We can’t forget about radioactive substances. Specific features of wastewater allow us to distinguish their basic groups.

The following can be distinguished:

  • Domestic Wastewater (one of the most common, “produced” by households, among others, can pose a serious epidemiological threat when it enters the water supply, is turbid, contains many pathogens such as bacteria and viruses).
  • Industrial Wastewater. Due to the variety of technological processes associated with different industries, it is difficult to determine the typical composition of this type of wastewater. They may contain pathogenic organic compounds as well as toxins (e.g. cyanides), many metals and salts (usually lead, cadmium, chromium) which in turn affect the efficiency of water treatment equipment. Wastewater treatment plants can also be challenged by compounds that impede the proper operation of treatment systems (certain bases or acids).
  • Municipal Wastewater. A sort of “mix” of domestic and industrial wastewater typical of cities.
  • Precipitation Wastewater. They may contain many dangerous substances, e.g. pesticides, found in rainwater. However, the pollutants enter the atmosphere as a result of human activity – emissions from industrial plants, intensity of road and air transport.
  • Radioactive Sewage. Particularly dangerous, thus it is necessary to carry out constant control of the sources that can produce them and introduce them into the water cycle. The rules for controlling this type of effluent are particularly stringent.
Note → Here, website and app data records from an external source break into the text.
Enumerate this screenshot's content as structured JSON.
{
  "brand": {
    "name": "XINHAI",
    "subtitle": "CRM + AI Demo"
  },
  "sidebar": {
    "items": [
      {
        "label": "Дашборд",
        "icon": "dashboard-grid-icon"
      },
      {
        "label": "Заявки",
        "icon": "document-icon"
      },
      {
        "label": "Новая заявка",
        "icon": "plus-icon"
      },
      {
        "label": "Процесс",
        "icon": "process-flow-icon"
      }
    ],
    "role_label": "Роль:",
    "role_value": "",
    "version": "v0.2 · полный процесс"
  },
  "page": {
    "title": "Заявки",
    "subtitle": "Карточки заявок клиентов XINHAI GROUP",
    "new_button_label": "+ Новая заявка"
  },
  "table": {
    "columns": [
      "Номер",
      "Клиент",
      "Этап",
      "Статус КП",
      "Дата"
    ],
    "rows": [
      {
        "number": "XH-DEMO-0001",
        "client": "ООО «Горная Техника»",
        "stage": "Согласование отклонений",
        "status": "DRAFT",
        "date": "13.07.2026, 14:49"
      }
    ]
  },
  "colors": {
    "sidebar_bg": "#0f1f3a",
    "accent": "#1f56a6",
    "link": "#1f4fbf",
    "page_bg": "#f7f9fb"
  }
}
Wastewater testing is based primarily on the determination of the so-called dry residue, which determines the total amount of contaminants in the sample. The dry residue is nothing more than the substance remaining after the wastewater sample is evaporated and dried. Properly conducted wastewater testing allows to evaluate its composition and to select the optimum treatment method, as well as to verify the effectiveness of applied method.